The balance of risk between early elective intervention and risking a dissection has changed over time, with surgical techniques constantly being improved. The risk of elective operation is reducing all the time.
Blood pressure must be well controlled. As an engineer I can calculate that an aorta of 5.5 cm diameter with a BP of 120 mm Hg is under the same degree of wall stress as the case of a BP of 160 mm Hg (my eventual BP), but at only 4.1 cm. This is a simplistic view, but demonstrates the quantitative effect BP can have. Get your BP to 120 or lower; aortic disease is a different and more direct risk to those from general hypertension and the reasons behind the UK (and elsewhere) 140/90 guidance.
Know that if the worst happens, AD is a rare and difficult diagnosis and if you have any prior indication of aortic disease, help the ED team to help you.

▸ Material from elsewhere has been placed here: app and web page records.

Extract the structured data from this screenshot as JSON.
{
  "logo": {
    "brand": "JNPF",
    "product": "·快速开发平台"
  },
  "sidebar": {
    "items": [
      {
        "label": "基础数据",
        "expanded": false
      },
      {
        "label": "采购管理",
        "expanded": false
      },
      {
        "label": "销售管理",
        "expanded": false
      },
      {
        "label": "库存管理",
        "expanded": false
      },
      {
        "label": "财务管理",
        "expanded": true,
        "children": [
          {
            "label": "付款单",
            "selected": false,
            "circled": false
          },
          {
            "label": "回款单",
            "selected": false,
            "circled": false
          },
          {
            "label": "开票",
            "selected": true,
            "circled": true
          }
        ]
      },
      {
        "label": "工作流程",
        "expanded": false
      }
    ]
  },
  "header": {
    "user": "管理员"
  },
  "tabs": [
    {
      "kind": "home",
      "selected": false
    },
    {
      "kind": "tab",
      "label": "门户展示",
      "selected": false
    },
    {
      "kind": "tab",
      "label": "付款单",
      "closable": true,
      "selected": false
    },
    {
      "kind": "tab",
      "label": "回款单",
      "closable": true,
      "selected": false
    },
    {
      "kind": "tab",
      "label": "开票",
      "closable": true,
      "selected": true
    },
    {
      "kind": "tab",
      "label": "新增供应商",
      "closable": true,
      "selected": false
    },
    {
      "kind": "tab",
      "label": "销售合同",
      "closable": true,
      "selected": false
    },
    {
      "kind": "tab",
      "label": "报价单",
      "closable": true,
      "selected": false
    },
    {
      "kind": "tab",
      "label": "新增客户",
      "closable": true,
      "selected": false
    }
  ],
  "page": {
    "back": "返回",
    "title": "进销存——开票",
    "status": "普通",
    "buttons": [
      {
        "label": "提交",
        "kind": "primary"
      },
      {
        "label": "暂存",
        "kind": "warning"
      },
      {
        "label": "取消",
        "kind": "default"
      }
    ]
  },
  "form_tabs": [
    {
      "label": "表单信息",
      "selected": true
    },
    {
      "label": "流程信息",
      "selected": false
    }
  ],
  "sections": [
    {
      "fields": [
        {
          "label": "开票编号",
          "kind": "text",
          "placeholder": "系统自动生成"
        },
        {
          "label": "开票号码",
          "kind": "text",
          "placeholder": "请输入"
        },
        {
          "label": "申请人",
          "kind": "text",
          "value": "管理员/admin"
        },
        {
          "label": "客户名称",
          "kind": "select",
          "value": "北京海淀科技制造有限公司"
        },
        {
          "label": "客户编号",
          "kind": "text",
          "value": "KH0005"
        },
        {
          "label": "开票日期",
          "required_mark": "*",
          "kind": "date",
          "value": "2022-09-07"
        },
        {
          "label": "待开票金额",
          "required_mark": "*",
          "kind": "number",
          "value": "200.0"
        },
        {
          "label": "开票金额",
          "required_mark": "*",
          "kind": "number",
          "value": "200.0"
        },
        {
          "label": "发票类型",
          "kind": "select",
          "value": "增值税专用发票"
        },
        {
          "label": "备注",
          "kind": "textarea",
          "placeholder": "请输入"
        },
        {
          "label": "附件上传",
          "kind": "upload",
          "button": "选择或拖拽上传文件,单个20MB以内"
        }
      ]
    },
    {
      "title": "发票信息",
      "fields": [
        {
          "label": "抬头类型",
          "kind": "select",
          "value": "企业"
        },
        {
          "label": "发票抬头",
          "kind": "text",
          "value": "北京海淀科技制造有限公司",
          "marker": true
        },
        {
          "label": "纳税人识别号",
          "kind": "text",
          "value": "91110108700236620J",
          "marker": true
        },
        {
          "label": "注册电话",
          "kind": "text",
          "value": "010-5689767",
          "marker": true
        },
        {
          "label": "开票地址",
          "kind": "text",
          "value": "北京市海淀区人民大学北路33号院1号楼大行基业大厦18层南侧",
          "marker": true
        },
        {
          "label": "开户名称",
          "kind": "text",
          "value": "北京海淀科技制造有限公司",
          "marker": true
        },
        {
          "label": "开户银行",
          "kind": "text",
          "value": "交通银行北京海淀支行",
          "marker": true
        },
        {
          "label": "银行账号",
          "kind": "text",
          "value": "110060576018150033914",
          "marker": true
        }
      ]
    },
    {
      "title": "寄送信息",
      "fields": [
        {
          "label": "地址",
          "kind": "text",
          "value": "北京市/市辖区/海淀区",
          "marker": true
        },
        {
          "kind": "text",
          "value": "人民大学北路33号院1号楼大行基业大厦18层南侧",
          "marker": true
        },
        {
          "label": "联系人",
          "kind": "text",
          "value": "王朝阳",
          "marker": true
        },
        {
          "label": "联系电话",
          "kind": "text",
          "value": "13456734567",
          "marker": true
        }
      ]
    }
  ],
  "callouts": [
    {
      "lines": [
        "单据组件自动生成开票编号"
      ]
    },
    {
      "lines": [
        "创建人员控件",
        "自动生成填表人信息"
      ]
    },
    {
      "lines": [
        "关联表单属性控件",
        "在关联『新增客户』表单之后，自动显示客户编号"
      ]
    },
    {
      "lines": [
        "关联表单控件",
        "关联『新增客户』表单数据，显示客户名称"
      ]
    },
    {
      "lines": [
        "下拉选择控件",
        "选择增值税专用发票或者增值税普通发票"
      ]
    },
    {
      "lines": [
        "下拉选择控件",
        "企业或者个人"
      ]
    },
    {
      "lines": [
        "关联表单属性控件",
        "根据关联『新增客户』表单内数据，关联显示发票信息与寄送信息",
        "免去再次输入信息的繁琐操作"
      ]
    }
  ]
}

The team that saw me and initially went down the route of MI is one of the most experienced in the world, with a top aortic centre within the hospital, and yet it took them time to overcome AD's tendency to masquerade and my own comparatively rare presentation of an already rare condition. If only I had managed to tell of my aortic risk straight away.
So, know your numbers, know your risk, and if the worst happens you must be able to communicate that. You need a way in which the message cannot be missed – always wear a medical alert bracelet. My phone ICE/wallet card warning, my own knowledge, and my wife's knowledge were never communicated due to circumstances - everyone was too worried and I was “out of it” with pain. And if you are getting strange other symptoms or pain elsewhere from your chest/back, tell them; often these are peripheral indicators of dissection and not a “separate” problem.
Good luck, but remember - you can make your own luck. Think Aorta.
I can’t leave this story without thanking everyone else involved - firstly my wife who had a horrendous and worrisome time whilst I was away with the fairies on morphine, my daughter and her husband who took us into their home for as long as needed, my son who flew out to NZ with his father in a precarious position, and then of course my surgeon and his team, the ICU and ward personnel there. A big thanks also to all other family and friends who supported me. Lastly the entire medical team looking after me back at home and the various support groups I have joined and who have helped me through the difficult days. Thank you all.